[Dataset rows for apps and sites]
━━━

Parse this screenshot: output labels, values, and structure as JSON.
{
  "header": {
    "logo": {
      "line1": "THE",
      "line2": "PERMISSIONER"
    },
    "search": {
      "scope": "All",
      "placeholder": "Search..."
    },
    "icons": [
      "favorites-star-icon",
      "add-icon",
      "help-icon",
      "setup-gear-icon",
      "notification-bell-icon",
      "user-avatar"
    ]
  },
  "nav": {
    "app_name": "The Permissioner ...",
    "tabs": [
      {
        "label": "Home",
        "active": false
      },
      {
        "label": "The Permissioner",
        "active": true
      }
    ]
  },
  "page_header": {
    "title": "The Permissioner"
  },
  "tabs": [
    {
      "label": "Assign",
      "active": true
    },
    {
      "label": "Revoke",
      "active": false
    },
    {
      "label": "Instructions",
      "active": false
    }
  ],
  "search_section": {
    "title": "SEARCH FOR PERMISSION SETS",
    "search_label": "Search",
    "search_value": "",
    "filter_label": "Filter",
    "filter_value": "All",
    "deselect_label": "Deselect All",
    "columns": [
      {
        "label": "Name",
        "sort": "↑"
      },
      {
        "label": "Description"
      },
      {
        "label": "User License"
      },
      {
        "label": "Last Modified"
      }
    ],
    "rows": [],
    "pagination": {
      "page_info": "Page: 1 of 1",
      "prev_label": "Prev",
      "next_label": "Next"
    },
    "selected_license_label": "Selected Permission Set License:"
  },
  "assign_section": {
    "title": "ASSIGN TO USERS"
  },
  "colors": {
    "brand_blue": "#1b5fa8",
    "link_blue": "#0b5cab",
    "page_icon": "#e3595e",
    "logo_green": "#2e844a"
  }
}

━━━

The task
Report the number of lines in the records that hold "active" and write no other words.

Solution
5